Performance Improvement Opportunities.

Performance Improvement Opportunities.

3) The report highlighted that I was using libraries with known vulnerabilities and that I have left in code that was writing errors to the console (doh!):

Third Party Libraries.

Third Party Libraries.

This does bring into focus the core need of revisiting the website this year and giving it a thorough tune-up, as opportunities towards the end of last year were at a premium. All in all, if you’ve not used Lighthouse yet I would suggest giving it a look; especially as it takes seconds to run. I’ll be working my way through the highlighted areas in the report in the meantime!

All the best πŸ˜‰

Modernizr – Detecting Screen Size Changes

A brief titbit today, but one I felt was worth sharing and has come in handy for work/personal projects recently for me.

I’ve had a couple of requirements to gracefully show/hide and adjust web page layouts based on screen sizes (and screen re-sizing). I came across the following solution which works pretty damn well.

First things first, you’ll need Modernizr, which is in essence a feature detection javascript library. In this case, however, I’m using other features to react to browser re-sizing. There’s a few options for obtaining this for your projects but, as far as Visual Studio is concerned, I used the Package Manager Console using the following command:

Install Modernizr via the Package Manager Console.

Install Modernizr via the Package Manager Console.

Once installed, we end up with the javascript library included under the default Scripts folder:

Modernizr in Scripts Folder.

Modernizr in Scripts Folder.

On installing the package, as I didn’t specify a specific version, I end up with the following declaration in my packages.config file (part of my ASP.NET MVC project) – 2.8.3 denoting the most recent version:

<package id="Modernizr" version="2.8.3" targetFramework="net452" />

Next up, simply chuck the usual script element into your page to reference the library – Now you’re all set!

<script src="~/Scripts/modernizr-2.8.3.js" type="text/javascript"></script>

The following snippet shows the basic scaffolding code to start capturing screen size changes (I’ve declared this code in my jQuery document ready function). The doneResizing function is tied to the window resize event and you can easily use Modernizr to read and react to the screen size as required:

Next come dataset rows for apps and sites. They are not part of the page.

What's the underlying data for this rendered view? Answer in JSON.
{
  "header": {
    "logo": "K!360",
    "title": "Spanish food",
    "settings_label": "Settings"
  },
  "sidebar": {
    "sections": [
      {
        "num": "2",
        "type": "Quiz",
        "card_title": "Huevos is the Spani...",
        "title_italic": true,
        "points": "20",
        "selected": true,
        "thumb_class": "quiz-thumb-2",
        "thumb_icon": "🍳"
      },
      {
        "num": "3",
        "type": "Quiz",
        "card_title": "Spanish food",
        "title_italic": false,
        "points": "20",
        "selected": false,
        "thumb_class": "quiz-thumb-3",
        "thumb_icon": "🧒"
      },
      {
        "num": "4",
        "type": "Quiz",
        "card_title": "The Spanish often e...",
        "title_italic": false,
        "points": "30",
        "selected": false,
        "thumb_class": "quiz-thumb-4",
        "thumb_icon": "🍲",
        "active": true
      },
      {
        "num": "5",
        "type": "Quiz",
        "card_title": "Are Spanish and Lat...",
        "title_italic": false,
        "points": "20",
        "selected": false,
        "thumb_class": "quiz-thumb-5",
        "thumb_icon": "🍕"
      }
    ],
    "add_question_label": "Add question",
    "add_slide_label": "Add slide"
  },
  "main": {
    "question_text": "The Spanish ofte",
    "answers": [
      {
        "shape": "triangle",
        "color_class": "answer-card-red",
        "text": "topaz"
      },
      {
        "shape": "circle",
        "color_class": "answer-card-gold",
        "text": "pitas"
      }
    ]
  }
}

//Function to react to screen re-sizing
function doneResizing() {
	if (Modernizr.mq("screen and (min-width:868px)")) {
		//Implement jQuery/JS to handle a larger screen (i.e. Laptops/Desktops). In my case adding/removing a class to show/hide elements
	}
	else if (Modernizr.mq("screen and (max-width:867px)")) {
		//Implement jQuery/JS to handle a smaller screen (i.e. Tablets/Mobiles). In my case adding/removing a class to show/hide elements
	}
}

//Call doneResizing on re-size of the window
var id;
$(window).resize(function () {
	clearTimeout(id);
	id = setTimeout(doneResizing, 0);
});

//Call doneResizing on instantiation
doneResizing();

Currently, I’m using this to show/hide element containers within a web page based on screen size (and apply/remove a few classes on the fly to ensure everything looks as it should on desktop, tablet and mobile displays). It appears to function very well, one worth investigating for your own projects. See here for the original Stack Overflow article detailing ideas surrounding this concept (including other CSS related solutions).

Bye for now!